This morning, I’m journaling in my usual spot—the left end of my couch where the springs are so well worn I sink easily into it in the early hours of the morning, draping my grandmother’s holy quilt (I use the word holy intentionally—while it is full of holes, it’s also where I feel the most secure and the most at peace). My candle is lit, and my over-sized coffee mug is nearly drained.
This is, without a doubt, my favorite spot in my home. But a little over two weeks ago, I had a seizure in this spot, while dozing on a lazy Friday afternoon, my daughter curled up on the other end of the couch.
It was a bad one. I’m not going to share the details yet—maybe not ever. While I am a firm believer that sharing one’s story helps with healing, our little family was shaken to the core by this experience, and we are choosing to share it in small doses, in the places that it will be held the most tenderly—our family and closest friends.
For me, one of the greatest personal losses was my sense of security. In the days after my seizure, I was so stricken with fear that I wasn’t able to rest without someone close by, watching over me. Even this spot on my couch, this sacred spot of connection with my spirit, came to represent that same fear and anxiety.
Desperate to change this energy in my home, I reached out to my dear friend, Bronwen Henry. I interviewed Bronwen a few months ago. You can read that interview here. I’d seen several of her paintings depicting mother elephants with their babies, and in those images, felt a tangible sense of safety and refuge. I knew that mama elephant energy was exactly what my family needed—a constant, visual reminder that we are loved, protected, held by God.
On the day Bronwen delivered my painting, I curled up underneath it, cocooned in my grandmother’s holy quilt, and finally dozed. I could breathe again.

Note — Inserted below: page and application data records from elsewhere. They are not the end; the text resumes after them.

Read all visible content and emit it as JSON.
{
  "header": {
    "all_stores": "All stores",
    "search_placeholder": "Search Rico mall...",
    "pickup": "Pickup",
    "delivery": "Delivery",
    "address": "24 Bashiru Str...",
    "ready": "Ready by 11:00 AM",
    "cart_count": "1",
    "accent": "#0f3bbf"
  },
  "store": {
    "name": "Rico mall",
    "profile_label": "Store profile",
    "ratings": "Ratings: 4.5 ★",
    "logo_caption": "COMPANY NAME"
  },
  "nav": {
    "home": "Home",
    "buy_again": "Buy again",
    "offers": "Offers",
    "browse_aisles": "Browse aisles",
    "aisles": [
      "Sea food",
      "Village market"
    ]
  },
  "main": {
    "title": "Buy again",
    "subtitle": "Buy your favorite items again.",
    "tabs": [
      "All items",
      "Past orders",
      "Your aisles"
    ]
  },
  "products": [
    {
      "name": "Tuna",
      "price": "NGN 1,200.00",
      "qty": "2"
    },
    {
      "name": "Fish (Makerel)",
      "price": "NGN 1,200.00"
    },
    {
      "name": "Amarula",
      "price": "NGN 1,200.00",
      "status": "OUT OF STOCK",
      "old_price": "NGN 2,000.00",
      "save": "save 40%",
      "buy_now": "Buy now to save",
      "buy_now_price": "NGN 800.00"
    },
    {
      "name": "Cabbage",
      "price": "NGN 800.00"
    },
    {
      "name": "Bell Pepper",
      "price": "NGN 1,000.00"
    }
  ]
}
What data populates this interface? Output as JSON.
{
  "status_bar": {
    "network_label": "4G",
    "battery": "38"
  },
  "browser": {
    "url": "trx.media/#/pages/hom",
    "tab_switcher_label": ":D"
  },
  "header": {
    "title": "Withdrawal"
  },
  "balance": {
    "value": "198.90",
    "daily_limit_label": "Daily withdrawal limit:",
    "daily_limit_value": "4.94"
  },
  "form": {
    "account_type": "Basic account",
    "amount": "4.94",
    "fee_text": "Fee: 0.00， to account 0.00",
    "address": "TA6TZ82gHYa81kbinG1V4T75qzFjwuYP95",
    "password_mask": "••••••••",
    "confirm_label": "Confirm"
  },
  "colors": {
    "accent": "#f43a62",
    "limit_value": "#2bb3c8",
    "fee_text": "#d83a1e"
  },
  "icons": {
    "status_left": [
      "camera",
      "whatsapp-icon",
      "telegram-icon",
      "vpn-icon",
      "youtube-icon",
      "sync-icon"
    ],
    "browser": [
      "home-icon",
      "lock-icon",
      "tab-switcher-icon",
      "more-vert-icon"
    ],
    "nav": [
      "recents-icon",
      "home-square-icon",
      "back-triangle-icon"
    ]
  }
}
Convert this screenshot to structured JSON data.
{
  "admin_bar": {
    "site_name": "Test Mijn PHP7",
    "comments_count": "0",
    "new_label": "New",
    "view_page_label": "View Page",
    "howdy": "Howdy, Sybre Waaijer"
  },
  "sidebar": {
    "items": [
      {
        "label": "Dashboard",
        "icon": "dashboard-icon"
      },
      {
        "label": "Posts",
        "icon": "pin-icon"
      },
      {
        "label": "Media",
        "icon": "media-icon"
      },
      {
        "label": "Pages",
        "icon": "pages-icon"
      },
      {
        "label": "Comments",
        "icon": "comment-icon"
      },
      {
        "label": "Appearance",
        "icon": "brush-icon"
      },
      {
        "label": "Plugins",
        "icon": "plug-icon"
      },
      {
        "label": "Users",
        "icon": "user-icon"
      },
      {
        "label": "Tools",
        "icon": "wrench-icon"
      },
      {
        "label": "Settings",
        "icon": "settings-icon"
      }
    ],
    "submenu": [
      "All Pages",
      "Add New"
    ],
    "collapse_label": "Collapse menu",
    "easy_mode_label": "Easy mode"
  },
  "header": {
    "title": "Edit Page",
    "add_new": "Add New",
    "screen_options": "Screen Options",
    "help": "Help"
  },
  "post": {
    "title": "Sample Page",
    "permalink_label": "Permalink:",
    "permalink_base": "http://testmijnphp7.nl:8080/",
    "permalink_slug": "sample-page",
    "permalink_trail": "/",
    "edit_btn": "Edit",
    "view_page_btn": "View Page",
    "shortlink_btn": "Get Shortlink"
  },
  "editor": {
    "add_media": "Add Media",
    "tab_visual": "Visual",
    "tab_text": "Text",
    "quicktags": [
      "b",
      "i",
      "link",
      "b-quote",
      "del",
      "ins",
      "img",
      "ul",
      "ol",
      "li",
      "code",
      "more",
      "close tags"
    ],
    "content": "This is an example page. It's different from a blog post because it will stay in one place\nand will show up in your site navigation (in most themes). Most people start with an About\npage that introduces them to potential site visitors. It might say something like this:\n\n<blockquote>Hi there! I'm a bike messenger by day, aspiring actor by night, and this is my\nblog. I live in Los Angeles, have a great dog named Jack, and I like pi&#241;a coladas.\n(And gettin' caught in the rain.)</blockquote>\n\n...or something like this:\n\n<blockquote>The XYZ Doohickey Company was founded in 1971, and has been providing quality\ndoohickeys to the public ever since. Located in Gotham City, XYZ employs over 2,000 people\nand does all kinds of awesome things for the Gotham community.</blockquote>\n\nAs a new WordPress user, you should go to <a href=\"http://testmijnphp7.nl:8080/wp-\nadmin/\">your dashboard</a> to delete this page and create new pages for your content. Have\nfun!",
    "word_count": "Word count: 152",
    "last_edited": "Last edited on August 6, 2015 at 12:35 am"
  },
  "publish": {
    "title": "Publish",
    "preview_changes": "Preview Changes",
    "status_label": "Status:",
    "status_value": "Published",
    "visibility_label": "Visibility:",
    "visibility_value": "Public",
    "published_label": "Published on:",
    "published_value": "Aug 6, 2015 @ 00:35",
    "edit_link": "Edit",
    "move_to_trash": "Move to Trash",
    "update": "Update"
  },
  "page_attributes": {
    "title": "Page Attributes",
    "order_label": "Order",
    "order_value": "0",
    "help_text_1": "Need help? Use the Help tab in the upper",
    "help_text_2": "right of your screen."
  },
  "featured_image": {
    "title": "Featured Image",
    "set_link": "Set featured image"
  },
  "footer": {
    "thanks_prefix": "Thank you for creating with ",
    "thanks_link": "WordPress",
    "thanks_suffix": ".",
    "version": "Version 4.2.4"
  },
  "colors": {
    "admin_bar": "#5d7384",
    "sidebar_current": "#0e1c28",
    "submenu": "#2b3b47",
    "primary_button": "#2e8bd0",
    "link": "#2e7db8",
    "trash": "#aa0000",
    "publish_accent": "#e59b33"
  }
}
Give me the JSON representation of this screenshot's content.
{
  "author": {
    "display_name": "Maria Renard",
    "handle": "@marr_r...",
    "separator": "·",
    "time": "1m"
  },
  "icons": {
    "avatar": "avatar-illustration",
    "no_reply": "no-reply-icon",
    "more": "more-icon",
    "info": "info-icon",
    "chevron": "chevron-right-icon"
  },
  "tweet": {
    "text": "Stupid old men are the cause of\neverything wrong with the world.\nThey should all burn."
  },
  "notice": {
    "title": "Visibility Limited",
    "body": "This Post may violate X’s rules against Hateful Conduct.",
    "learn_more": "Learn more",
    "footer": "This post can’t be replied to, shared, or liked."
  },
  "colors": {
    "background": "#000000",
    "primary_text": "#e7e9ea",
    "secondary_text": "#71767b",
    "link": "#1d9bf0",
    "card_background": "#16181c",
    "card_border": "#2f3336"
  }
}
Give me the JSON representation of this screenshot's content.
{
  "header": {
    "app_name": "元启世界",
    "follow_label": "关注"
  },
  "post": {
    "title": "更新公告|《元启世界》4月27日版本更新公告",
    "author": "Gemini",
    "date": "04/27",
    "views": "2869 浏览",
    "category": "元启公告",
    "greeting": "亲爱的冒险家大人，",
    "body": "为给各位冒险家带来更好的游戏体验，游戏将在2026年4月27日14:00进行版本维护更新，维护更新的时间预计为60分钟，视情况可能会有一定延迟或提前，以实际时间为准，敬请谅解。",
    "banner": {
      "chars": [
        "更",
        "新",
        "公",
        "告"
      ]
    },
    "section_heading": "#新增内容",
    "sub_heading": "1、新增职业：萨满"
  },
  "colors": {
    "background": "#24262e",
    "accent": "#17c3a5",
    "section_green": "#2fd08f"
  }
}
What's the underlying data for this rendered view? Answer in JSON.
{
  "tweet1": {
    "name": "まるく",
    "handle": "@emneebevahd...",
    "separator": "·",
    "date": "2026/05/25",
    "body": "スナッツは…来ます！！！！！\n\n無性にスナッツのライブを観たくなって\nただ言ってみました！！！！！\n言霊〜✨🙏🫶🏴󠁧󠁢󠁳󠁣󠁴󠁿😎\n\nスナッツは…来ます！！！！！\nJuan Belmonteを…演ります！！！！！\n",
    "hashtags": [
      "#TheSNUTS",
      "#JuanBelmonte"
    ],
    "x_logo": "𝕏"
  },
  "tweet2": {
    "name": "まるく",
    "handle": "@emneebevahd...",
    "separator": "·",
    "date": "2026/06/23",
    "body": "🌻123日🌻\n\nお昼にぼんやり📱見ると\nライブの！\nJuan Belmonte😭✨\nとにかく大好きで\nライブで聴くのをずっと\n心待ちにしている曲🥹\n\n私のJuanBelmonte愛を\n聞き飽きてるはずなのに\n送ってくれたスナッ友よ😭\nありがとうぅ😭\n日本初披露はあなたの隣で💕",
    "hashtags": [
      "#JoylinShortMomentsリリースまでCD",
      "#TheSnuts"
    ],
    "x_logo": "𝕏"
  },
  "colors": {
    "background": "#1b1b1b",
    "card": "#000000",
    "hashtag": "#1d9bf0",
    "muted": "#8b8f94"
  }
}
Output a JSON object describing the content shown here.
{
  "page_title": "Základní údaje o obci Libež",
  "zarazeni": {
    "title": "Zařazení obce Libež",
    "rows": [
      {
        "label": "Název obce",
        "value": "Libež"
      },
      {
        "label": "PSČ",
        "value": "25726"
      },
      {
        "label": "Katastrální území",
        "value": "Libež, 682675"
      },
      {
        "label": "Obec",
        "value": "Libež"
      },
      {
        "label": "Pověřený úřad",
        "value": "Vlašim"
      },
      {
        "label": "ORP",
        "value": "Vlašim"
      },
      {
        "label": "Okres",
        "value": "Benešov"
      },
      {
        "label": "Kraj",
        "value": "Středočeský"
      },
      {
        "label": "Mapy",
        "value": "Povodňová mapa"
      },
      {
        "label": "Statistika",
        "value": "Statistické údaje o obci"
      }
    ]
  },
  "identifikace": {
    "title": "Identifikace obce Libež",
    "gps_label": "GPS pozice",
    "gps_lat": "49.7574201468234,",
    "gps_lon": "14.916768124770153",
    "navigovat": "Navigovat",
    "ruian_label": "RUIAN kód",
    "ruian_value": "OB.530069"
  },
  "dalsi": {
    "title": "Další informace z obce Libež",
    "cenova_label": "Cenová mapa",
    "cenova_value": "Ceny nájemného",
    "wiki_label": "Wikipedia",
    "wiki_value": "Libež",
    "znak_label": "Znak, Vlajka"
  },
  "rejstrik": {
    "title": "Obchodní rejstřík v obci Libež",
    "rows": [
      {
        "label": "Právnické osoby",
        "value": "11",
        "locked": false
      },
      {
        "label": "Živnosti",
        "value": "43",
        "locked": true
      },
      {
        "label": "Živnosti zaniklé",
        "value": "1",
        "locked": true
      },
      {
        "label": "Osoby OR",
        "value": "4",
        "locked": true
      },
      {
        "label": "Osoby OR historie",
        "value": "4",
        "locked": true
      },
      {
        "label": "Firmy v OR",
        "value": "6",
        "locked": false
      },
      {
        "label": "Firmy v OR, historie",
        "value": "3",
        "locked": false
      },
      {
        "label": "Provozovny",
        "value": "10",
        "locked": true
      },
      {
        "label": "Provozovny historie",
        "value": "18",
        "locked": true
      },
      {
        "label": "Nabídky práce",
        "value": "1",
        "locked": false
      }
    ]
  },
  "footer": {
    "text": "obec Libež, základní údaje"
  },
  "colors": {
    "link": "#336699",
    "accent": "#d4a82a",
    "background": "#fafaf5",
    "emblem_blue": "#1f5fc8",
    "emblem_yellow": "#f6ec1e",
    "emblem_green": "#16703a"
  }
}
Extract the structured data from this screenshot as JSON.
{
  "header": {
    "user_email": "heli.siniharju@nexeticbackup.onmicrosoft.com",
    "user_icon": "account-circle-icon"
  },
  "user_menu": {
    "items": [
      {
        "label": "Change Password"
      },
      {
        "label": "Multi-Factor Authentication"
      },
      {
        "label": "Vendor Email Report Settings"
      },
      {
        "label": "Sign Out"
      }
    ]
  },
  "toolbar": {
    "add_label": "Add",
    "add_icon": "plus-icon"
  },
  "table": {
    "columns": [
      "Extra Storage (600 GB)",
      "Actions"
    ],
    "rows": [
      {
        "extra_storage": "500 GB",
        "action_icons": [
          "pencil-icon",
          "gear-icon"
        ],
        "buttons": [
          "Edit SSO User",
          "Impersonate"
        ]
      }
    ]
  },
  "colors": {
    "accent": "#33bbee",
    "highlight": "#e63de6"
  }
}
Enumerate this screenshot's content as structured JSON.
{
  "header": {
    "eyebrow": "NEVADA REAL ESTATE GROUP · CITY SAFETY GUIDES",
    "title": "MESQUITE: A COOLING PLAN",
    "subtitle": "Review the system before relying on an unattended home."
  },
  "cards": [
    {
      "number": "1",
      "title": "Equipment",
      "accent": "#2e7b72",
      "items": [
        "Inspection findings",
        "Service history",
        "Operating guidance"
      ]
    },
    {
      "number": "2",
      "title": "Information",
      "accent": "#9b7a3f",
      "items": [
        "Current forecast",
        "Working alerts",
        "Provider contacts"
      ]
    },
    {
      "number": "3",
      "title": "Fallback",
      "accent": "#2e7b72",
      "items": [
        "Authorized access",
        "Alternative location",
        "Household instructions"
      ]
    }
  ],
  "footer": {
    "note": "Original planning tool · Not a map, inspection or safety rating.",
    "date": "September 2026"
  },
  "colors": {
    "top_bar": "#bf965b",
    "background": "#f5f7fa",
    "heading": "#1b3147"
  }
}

The painting, aptly named “Held”, now hangs on my wall, the mama elephant’s presence hovering protectively over her baby and over my writing space, my dozing spot, the place where I cuddle with and read to my children. In seeing it each morning, I am reminded that though I still struggle with fear, I am not alone.
In choosing to share this story, I recently discovered that someone else dealing with similar emotions found the same kind of hope and healing in the images of the painting, and I was reminded that though we often forget it, there is a thread that binds us all. Art helps us remember this connection.
In her book Braving the Wilderness, author Brene Brown says, “Art has the power to render sorrow beautiful, to make loneliness a shared experience, and transform despair into hope…When we hear someone else sing about the jagged edges of heartache or the unspeakable nature of grief, we immediately know we’re not the only ones in pain. The transformative power of art is in this sharing. Without connection or collective engagement…we find no liberation in it. It’s the sharing of the art that whispers ‘you’re not alone.’”
In eight short days, Lifeline will enter the world. The novel is about struggling through the pain and suffering of addiction and finding light and hope on the other side. Writing it made me feel like hope and healing were possible. It’s my hope that in reading it, others might find that same hope and healing.
You are not alone.